##### Records #####

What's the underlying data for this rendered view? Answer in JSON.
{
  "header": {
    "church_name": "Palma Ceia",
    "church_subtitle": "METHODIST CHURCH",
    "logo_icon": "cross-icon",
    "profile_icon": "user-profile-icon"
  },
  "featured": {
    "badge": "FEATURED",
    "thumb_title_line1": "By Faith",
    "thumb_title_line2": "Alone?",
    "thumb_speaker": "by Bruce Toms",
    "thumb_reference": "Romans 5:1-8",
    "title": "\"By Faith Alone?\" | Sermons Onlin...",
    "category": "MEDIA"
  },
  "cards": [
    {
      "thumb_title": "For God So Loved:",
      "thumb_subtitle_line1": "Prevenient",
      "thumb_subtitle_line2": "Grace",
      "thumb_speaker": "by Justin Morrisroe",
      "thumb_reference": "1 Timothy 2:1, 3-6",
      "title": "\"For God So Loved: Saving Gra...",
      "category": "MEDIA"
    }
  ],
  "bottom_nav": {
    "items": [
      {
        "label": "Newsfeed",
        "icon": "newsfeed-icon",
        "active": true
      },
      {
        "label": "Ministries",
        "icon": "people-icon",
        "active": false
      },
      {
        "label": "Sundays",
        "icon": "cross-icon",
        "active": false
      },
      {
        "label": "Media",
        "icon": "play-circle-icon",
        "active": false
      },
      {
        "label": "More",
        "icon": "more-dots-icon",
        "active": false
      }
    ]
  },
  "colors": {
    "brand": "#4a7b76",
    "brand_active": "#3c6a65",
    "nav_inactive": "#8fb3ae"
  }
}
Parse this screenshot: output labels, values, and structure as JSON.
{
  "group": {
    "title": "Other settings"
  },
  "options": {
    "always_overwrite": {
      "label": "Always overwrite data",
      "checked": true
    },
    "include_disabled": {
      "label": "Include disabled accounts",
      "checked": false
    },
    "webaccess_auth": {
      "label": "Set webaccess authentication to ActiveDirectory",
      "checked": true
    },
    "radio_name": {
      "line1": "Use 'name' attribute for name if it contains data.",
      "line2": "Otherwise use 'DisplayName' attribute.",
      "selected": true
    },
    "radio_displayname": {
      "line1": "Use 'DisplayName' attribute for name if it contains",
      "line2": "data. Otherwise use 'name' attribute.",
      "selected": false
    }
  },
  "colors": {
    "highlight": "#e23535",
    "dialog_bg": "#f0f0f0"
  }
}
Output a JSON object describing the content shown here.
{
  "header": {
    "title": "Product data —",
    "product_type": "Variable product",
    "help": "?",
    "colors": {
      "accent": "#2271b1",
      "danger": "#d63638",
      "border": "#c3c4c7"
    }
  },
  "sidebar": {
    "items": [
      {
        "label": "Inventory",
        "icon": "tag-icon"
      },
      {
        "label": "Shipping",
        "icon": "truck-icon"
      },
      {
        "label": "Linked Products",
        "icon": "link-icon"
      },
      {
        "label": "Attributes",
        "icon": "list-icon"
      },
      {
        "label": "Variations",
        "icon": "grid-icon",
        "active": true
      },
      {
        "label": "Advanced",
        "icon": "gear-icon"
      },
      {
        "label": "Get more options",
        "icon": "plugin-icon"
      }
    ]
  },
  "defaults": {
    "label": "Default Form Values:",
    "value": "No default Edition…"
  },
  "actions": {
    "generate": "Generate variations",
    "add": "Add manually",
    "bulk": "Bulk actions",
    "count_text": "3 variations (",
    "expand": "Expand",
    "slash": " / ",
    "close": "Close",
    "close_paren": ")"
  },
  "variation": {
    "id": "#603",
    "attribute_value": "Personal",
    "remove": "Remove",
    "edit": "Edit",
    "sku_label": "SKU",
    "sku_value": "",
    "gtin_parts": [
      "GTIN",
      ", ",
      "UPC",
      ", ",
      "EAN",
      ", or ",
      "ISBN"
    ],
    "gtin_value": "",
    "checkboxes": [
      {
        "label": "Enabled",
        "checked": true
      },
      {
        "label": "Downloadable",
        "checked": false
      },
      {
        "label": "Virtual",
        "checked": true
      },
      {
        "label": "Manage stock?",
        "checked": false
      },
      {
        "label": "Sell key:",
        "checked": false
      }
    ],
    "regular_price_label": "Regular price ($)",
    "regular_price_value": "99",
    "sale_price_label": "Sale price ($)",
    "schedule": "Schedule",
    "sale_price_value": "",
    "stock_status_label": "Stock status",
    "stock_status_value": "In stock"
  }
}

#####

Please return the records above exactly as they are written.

[Your solution]
What's the underlying data for this rendered view? Answer in JSON.
{
  "header": {
    "church_name": "Palma Ceia",
    "church_subtitle": "METHODIST CHURCH",
    "logo_icon": "cross-icon",
    "profile_icon": "user-profile-icon"
  },
  "featured": {
    "badge": "FEATURED",
    "thumb_title_line1": "By Faith",
    "thumb_title_line2": "Alone?",
    "thumb_speaker": "by Bruce Toms",
    "thumb_reference": "Romans 5:1-8",
    "title": "\"By Faith Alone?\" | Sermons Onlin...",
    "category": "MEDIA"
  },
  "cards": [
    {
      "thumb_title": "For God So Loved:",
      "thumb_subtitle_line1": "Prevenient",
      "thumb_subtitle_line2": "Grace",
      "thumb_speaker": "by Justin Morrisroe",
      "thumb_reference": "1 Timothy 2:1, 3-6",
      "title": "\"For God So Loved: Saving Gra...",
      "category": "MEDIA"
    }
  ],
  "bottom_nav": {
    "items": [
      {
        "label": "Newsfeed",
        "icon": "newsfeed-icon",
        "active": true
      },
      {
        "label": "Ministries",
        "icon": "people-icon",
        "active": false
      },
      {
        "label": "Sundays",
        "icon": "cross-icon",
        "active": false
      },
      {
        "label": "Media",
        "icon": "play-circle-icon",
        "active": false
      },
      {
        "label": "More",
        "icon": "more-dots-icon",
        "active": false
      }
    ]
  },
  "colors": {
    "brand": "#4a7b76",
    "brand_active": "#3c6a65",
    "nav_inactive": "#8fb3ae"
  }
}
Parse this screenshot: output labels, values, and structure as JSON.
{
  "group": {
    "title": "Other settings"
  },
  "options": {
    "always_overwrite": {
      "label": "Always overwrite data",
      "checked": true
    },
    "include_disabled": {
      "label": "Include disabled accounts",
      "checked": false
    },
    "webaccess_auth": {
      "label": "Set webaccess authentication to ActiveDirectory",
      "checked": true
    },
    "radio_name": {
      "line1": "Use 'name' attribute for name if it contains data.",
      "line2": "Otherwise use 'DisplayName' attribute.",
      "selected": true
    },
    "radio_displayname": {
      "line1": "Use 'DisplayName' attribute for name if it contains",
      "line2": "data. Otherwise use 'name' attribute.",
      "selected": false
    }
  },
  "colors": {
    "highlight": "#e23535",
    "dialog_bg": "#f0f0f0"
  }
}
Output a JSON object describing the content shown here.
{
  "header": {
    "title": "Product data —",
    "product_type": "Variable product",
    "help": "?",
    "colors": {
      "accent": "#2271b1",
      "danger": "#d63638",
      "border": "#c3c4c7"
    }
  },
  "sidebar": {
    "items": [
      {
        "label": "Inventory",
        "icon": "tag-icon"
      },
      {
        "label": "Shipping",
        "icon": "truck-icon"
      },
      {
        "label": "Linked Products",
        "icon": "link-icon"
      },
      {
        "label": "Attributes",
        "icon": "list-icon"
      },
      {
        "label": "Variations",
        "icon": "grid-icon",
        "active": true
      },
      {
        "label": "Advanced",
        "icon": "gear-icon"
      },
      {
        "label": "Get more options",
        "icon": "plugin-icon"
      }
    ]
  },
  "defaults": {
    "label": "Default Form Values:",
    "value": "No default Edition…"
  },
  "actions": {
    "generate": "Generate variations",
    "add": "Add manually",
    "bulk": "Bulk actions",
    "count_text": "3 variations (",
    "expand": "Expand",
    "slash": " / ",
    "close": "Close",
    "close_paren": ")"
  },
  "variation": {
    "id": "#603",
    "attribute_value": "Personal",
    "remove": "Remove",
    "edit": "Edit",
    "sku_label": "SKU",
    "sku_value": "",
    "gtin_parts": [
      "GTIN",
      ", ",
      "UPC",
      ", ",
      "EAN",
      ", or ",
      "ISBN"
    ],
    "gtin_value": "",
    "checkboxes": [
      {
        "label": "Enabled",
        "checked": true
      },
      {
        "label": "Downloadable",
        "checked": false
      },
      {
        "label": "Virtual",
        "checked": true
      },
      {
        "label": "Manage stock?",
        "checked": false
      },
      {
        "label": "Sell key:",
        "checked": false
      }
    ],
    "regular_price_label": "Regular price ($)",
    "regular_price_value": "99",
    "sale_price_label": "Sale price ($)",
    "schedule": "Schedule",
    "sale_price_value": "",
    "stock_status_label": "Stock status",
    "stock_status_value": "In stock"
  }
}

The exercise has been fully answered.